Your reply should be made up of every line in the records below that holds the string "hours".

Material supplied -
--- START ---

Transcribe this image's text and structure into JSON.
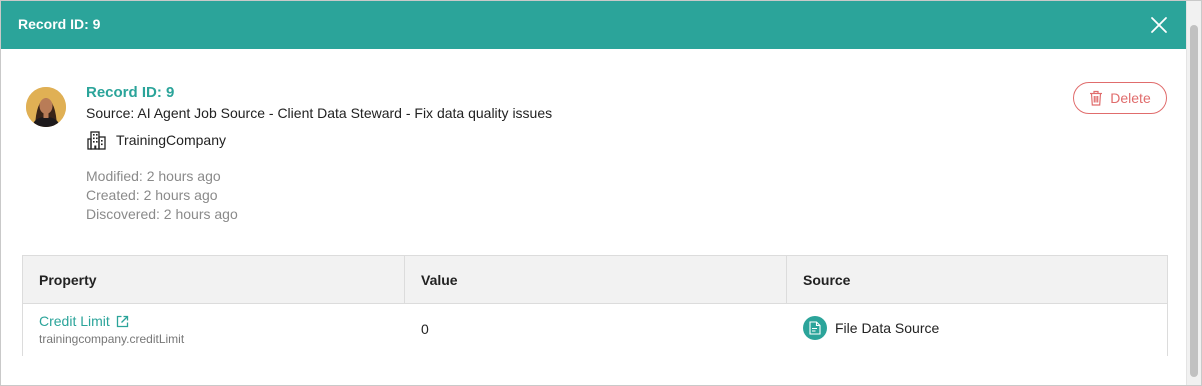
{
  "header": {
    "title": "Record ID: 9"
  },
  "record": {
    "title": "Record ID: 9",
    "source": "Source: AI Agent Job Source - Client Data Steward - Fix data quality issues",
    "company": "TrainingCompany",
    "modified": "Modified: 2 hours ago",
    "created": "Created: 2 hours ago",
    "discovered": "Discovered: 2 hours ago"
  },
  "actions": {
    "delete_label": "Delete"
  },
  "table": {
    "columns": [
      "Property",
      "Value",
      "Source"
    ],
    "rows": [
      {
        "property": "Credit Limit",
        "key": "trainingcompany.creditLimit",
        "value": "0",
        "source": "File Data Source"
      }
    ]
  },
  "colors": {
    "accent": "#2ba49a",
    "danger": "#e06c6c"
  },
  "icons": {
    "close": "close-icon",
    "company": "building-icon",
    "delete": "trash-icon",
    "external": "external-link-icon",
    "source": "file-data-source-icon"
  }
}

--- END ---

Result -
    "modified": "Modified: 2 hours ago",
    "created": "Created: 2 hours ago",
    "discovered": "Discovered: 2 hours ago"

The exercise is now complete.